Government Defeats Attempts to Remove Protest Curbs From Controversial Reforms

July 6, 2021 Updated: July 6, 2021

Attempts to scrap controversial curbs on protests have been rejected by Government MPs.

Opposition MPs led efforts to amend the Police, Crime, Sentencing and Courts Bill but found their proposal was rejected in the voting lobbies of the House of Commons.

As part of efforts to overhaul the justice system, the Government has proposed a raft of changes in the bill.

These include plans to give police in England and Wales more powers to impose conditions on non-violent protests judged to be too noisy and thereby causing “intimidation or harassment” or “serious unease, alarm or distress” to the public.

Time and noise limits could be imposed as a result of the measures in the bill and those convicted could face a fine or jail.

Several protests have been held in response to the measures, with shouts of “kill the bill” heard.

The Liberal Democrats tabled amendments in a bid to remove part three of the bill, which imposes conditions on processions and protests.

But the party’s amendment one—part of a series of seven to scrap this section of the legislation—was rejected by 354 votes to 273, majority 81.

During the debate, shadow Home Office minister Sarah Jones said the bill “went too far” in reforming public order legislation.

She said: “The new measures in the Bill target protesters for being too noisy and causing serious unease or serious annoyance.”

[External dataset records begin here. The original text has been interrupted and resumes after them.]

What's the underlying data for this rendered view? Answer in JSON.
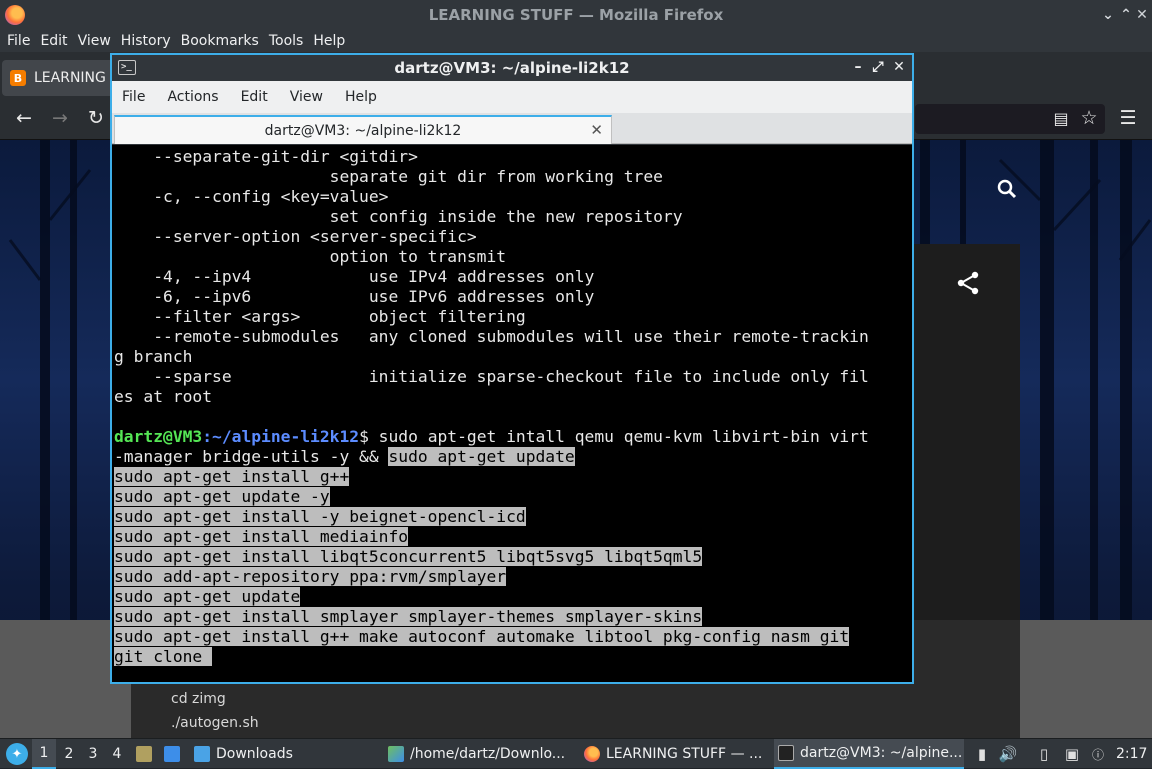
{
  "firefox": {
    "title": "LEARNING STUFF — Mozilla Firefox",
    "menu": [
      "File",
      "Edit",
      "View",
      "History",
      "Bookmarks",
      "Tools",
      "Help"
    ],
    "tab_label": "LEARNING S"
  },
  "terminal": {
    "title": "dartz@VM3: ~/alpine-li2k12",
    "menu": [
      "File",
      "Actions",
      "Edit",
      "View",
      "Help"
    ],
    "tab_label": "dartz@VM3: ~/alpine-li2k12",
    "lines": [
      "    --separate-git-dir <gitdir>",
      "                      separate git dir from working tree",
      "    -c, --config <key=value>",
      "                      set config inside the new repository",
      "    --server-option <server-specific>",
      "                      option to transmit",
      "    -4, --ipv4            use IPv4 addresses only",
      "    -6, --ipv6            use IPv6 addresses only",
      "    --filter <args>       object filtering",
      "    --remote-submodules   any cloned submodules will use their remote-trackin",
      "g branch",
      "    --sparse              initialize sparse-checkout file to include only fil",
      "es at root",
      ""
    ],
    "prompt_user": "dartz@VM3",
    "prompt_path": ":~/alpine-li2k12",
    "prompt_cmd": "$ sudo apt-get intall qemu qemu-kvm libvirt-bin virt",
    "cmd_cont": "-manager bridge-utils -y && ",
    "cmd_cont_hl": "sudo apt-get update",
    "hl_lines": [
      "sudo apt-get install g++",
      "sudo apt-get update -y",
      "sudo apt-get install -y beignet-opencl-icd",
      "sudo apt-get install mediainfo",
      "sudo apt-get install libqt5concurrent5 libqt5svg5 libqt5qml5",
      "sudo add-apt-repository ppa:rvm/smplayer",
      "sudo apt-get update",
      "sudo apt-get install smplayer smplayer-themes smplayer-skins",
      "sudo apt-get install g++ make autoconf automake libtool pkg-config nasm git",
      "git clone "
    ]
  },
  "page_content": {
    "lines": [
      "cd zimg",
      "./autogen.sh"
    ]
  },
  "taskbar": {
    "desktops": [
      "1",
      "2",
      "3",
      "4"
    ],
    "downloads": "Downloads",
    "task1": "/home/dartz/Downlo...",
    "task2": "LEARNING STUFF — ...",
    "task3": "dartz@VM3: ~/alpine...",
    "clock": "2:17"
  },
  "colors": {
    "accent": "#3daee9",
    "prompt_user": "#55e655",
    "prompt_path": "#5c8cff",
    "selection": "#bdbdbd"
  }
}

Jones added: “The point of protest is to capture attention, protests are noisy, sometimes they are annoying, but they are as fundamental to our democracy as our Parliament.”

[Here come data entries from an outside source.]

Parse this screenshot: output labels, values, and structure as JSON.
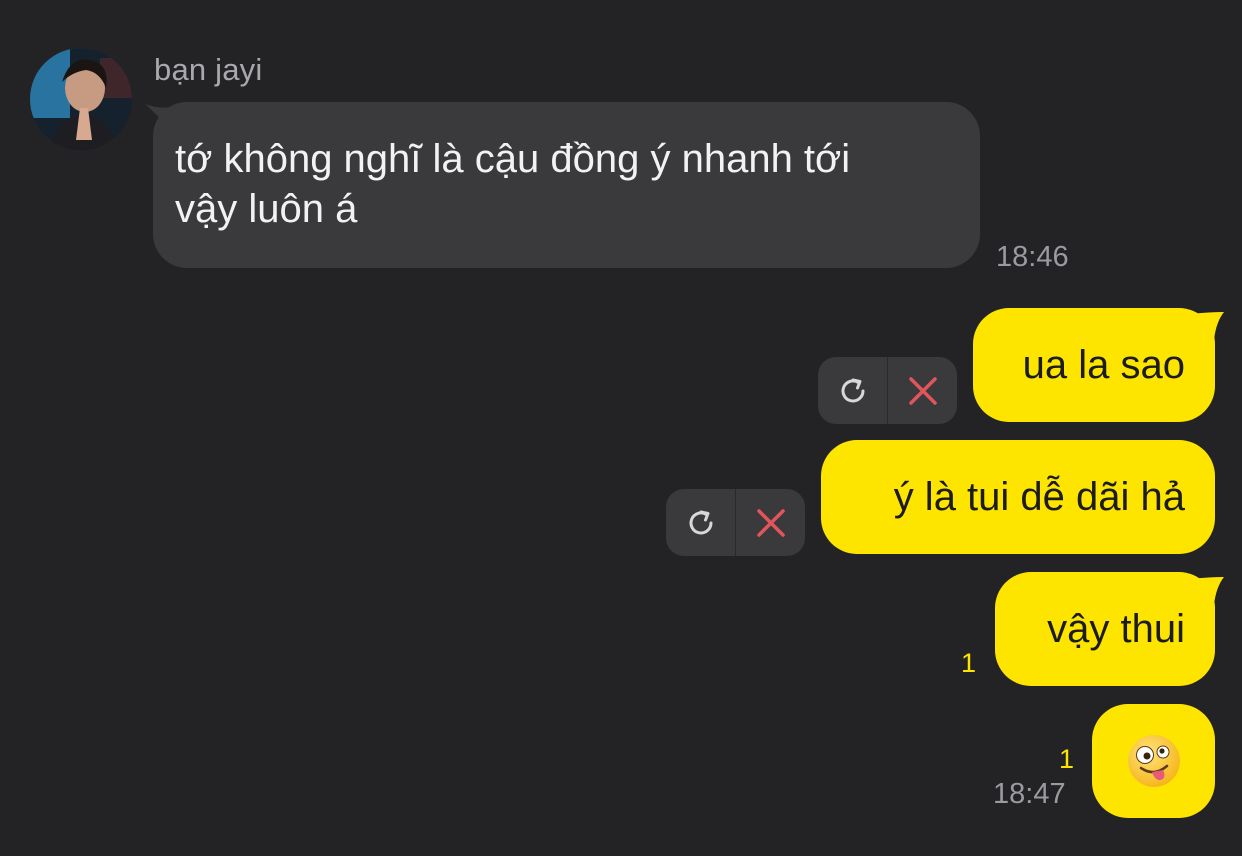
{
  "colors": {
    "background": "#232325",
    "incoming_bubble": "#3a3a3d",
    "outgoing_bubble": "#fee500",
    "unread_count": "#fee500",
    "delete_icon": "#e2555a"
  },
  "incoming": {
    "sender_name": "bạn jayi",
    "message_line1": "tớ không nghĩ là cậu đồng ý nhanh tới",
    "message_line2": "vậy luôn á",
    "time": "18:46"
  },
  "outgoing": [
    {
      "text": "ua la sao",
      "status": "failed"
    },
    {
      "text": "ý là tui dễ dãi hả",
      "status": "failed"
    },
    {
      "text": "vậy thui",
      "unread": "1"
    },
    {
      "emoji": "zany-face-icon",
      "unread": "1",
      "time": "18:47"
    }
  ],
  "icons": {
    "resend": "refresh-icon",
    "delete": "close-icon"
  }
}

Conservative former Cabinet minister David Davis agreed, noting: “It was clearly a breach of the normal reasoning behind a demonstration when somebody glues themselves to a train with the direct intention of inconveniencing everybody else, but demonstrations do lead to inconvenience.”

Pointing to a letter in The Times from a number of police chiefs airing their concerns, he said: “And so it hasn’t just been the sort of lefty liberal legal fraternity that have been worried about this.”

But Home Office minister Victoria Atkins said: “The Bill does not stop the freedom to demonstrate. It balances that freedom against the rights and liberties of others.”

She added: “It will continue to be the case that the police attach conditions to only a small proportion of protests and just to put this in context, in a three-month period earlier this year the NPCC (National Police Chiefs’ Council) assessed that out of more than 2,500 protests no more than a dozen had conditions attached to them.”

Peers could make several changes to the bill when it reaches the House of Lords.

Elsewhere, Labour’s new clause 31 aiming to give shop workers more protection from violence and abuse was defeated by 350 votes to 233—majority 117.

But Atkins said the Government is “actively considering” such proposals “if appropriate” when the bill reaches the House of Lords.

Conservative MPs Philip Davies and Robert Goodwill were among those to call on the Government to offer greater protection to those working in shops.

Goodwill said: “Shop workers have borne the brunt of much of the abuse regarding mask wearing and social distancing in store, on top of the existing problems associated with verification of age for the purposes of alcoholic drink purchase, drunken abusive behaviour and of course shoplifting.”

Atkins also said the Government was “continuing to examine the case for whether there should be a bespoke offence” on street harassment.

She said: “We therefore recognise the shocking extent of street harassment and the strength of feeling concerning the need for a new offence.

“Whilst it is the case that there are already offences available to address sexual harassment behaviour, [Labour MP Harriet Harman] … can rest assured that we remain open-minded on this issue and are continuing to examine the case for whether there should be a bespoke offence.”

MPs later gave the Bill a third reading by 365 votes to 265, majority 100. It will undergo further scrutiny in the House of Lords at a later date.

By Richard Wheeler, Geri Scott, and Elizabeth Arnold